I come from a poor background which makes me very passionate about the issue related to the upliftment of poor people. Coming from a poor background makes you realize that poverty is the principal cause of human misery, and one of my life goals is to try to eliminate human misery, starting with poverty. I also believe the immediate threat to human civilization is not an asteroid strike but rather a few bad human impulses that have the potential to end human civilization. I think with so much destructive power humanity may not survive more than a few hundred years until we suppress our bad impulses and amplify the good ones. I believe that one of the ways to amplify good impulses is through individual actions of kindness which can be practiced in everyday life. These actions may include helping, motivating, encouraging others, and being kind. Poverty also challenges this as it only brings out the worst of humanity. I think I am also one of the first generations of highly motivated people who are empowered by the decentralization and ease of access to information because of the ease of access to the internet and could climb from the bottom of human civilization to the top institutions around the world to study science and perform scientific research. Please don't hesitate to write me to learn more about me or my research work.

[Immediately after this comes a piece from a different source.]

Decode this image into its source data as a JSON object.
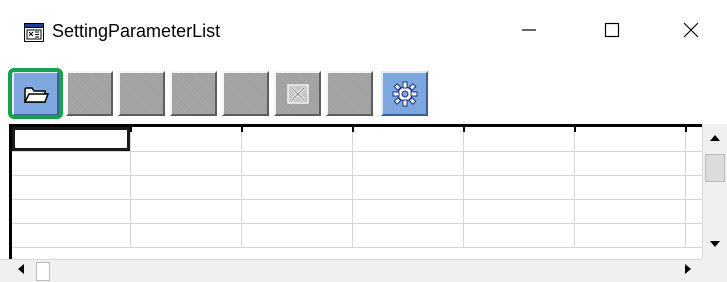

Write to:

Ankur Upadhyaya (he/him),
Department of Physics,
University of Warwick,
Coventry CV4 7AL

Contact details: